I think the city council’s No. 1 priority is creating bike lanes and making it more difficult for drivers to maneuver the streets of Salisbury.
— Glenda Kearns
Thank you, Greg Edds and County Planning Director Ed Muire, for providing the voice of reason and possibly leading this huge investment to become something more than a source of contention. Smart buy or not, it is done. Time to make “chicken salad.” Let’s get moving.
— Jane Lackey
Why the change all of a sudden? Hidden agenda, backroom deals, you get this if we get that? How much will it cost? How big of a tax? Property or sales tax? Maybe a luxury tax. How much are we losing in sales/property tax now that this structure belongs to the county?
— Mark Lyerly
… Letter: Students not getting help that law mandates
Tristan Spitler makes valid observations about the obligations of public schools in regard to special education. However, while equipment can be ordered and delivered, teachers cannot.
During my years as a principal, there were many times when there were NO qualified applicants for open positions in Exceptional Children, Math and Science.
With the changes negatively affecting teachers coming from Raleigh in the last few years, look for teacher shortages in all curricular areas. You can’t hire who you can’t find.
— Ron Turbyfill
….Series on Rowan County Animal Shelter
I hope more people in our community will see the positive changes and reach out to work with the shelter staff and help the animals. Thank you, Josh (Bergeron) and Salisbury Post, for taking the time to visit our shelter and talk to the staff.
The more people we can involve in some way, the brighter the future for our shelter animals. It will take all of us to make the changes we all want to see.
— Nina Dix
Incredible people, incredible experience, all working so hard for the health and well-being of God’s creatures.
Cannot thank the Rowan County Animal Shelter and Nina Dix enough for all of the good that they do. Please have the eyes to see the positive, and the negative will always diminish.
— Ann Marie Bourque

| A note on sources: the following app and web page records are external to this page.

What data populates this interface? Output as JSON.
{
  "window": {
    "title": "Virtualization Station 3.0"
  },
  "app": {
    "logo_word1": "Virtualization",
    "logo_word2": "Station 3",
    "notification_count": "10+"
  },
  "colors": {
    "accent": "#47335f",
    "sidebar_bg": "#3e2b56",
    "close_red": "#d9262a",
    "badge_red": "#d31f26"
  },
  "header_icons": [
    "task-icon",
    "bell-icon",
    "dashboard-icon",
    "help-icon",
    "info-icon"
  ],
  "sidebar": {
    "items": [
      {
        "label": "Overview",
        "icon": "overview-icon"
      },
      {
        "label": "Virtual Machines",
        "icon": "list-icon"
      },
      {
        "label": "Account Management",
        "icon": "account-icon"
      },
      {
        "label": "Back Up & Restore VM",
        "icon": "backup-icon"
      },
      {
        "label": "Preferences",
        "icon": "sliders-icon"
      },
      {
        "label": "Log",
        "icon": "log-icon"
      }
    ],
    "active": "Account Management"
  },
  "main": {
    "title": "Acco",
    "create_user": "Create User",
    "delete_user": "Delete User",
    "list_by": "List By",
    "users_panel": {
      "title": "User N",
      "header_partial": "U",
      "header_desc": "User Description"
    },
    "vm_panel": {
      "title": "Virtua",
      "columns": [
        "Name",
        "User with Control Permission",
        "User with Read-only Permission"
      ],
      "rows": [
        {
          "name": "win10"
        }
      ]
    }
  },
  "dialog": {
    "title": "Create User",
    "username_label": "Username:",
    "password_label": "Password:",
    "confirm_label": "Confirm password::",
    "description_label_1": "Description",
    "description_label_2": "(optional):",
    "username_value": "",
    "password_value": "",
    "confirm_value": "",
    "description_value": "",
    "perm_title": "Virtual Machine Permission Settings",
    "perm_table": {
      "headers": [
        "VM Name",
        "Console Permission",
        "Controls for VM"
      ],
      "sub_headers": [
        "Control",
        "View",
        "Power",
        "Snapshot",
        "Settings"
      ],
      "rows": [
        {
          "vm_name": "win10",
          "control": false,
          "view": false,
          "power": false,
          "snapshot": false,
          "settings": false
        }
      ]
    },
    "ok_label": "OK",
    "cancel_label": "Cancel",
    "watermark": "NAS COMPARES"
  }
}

I saw my dog online and decided to adopt him… The rescue group pulled him for me, had him vetted and facilitated his flight from N.C. to Minnesota! And now Fridaythedog is part of my family and he even likes snow! Rescue matters!
— Sarah Nunn
I am the admin of Friends of Rowan County Animal Shelter and have photographed the shelter’s highly adoptable animals for the past three years. I want to say thank you to the community and the rescue groups for stepping up and helping these animals.
Without you guys, we would still be at a high euthanasia rate, no distemper/parvo vaccines on intake, no vet tech, the gas chamber would still be used, no new cat facility about to be built…the list goes on.
— Candace Terry
I am so very thankful for all the people that help the shelter in so many ways. Many individuals share pictures, bring donations, come to visit the animals, arrange pickup, fostering, vetting, and transport for many of our animals that would not make it out without them.
…There is nothing better than earning the trust of a scared animal and getting the first paw shake or kiss from an animal that has never been shown true love. Thank you all for your hard work as our volunteers; without each and every one of you it would not be possible to have so many happy endings.
— Jamie Stivers
Thank you, Josh, for the article. This proves that through rescue, adoption, foster and better health care we can reduce the numbers of animals euthanized.
Thank you to all that make this possible —Friends of Rowan County Animal Shelter, Rescue Rowan, Fix Rowan … and many individuals. I’m sure there are many, many, many more. … A volunteer program would be invaluable to the shelter, employees and animals.
— Tracy Waugh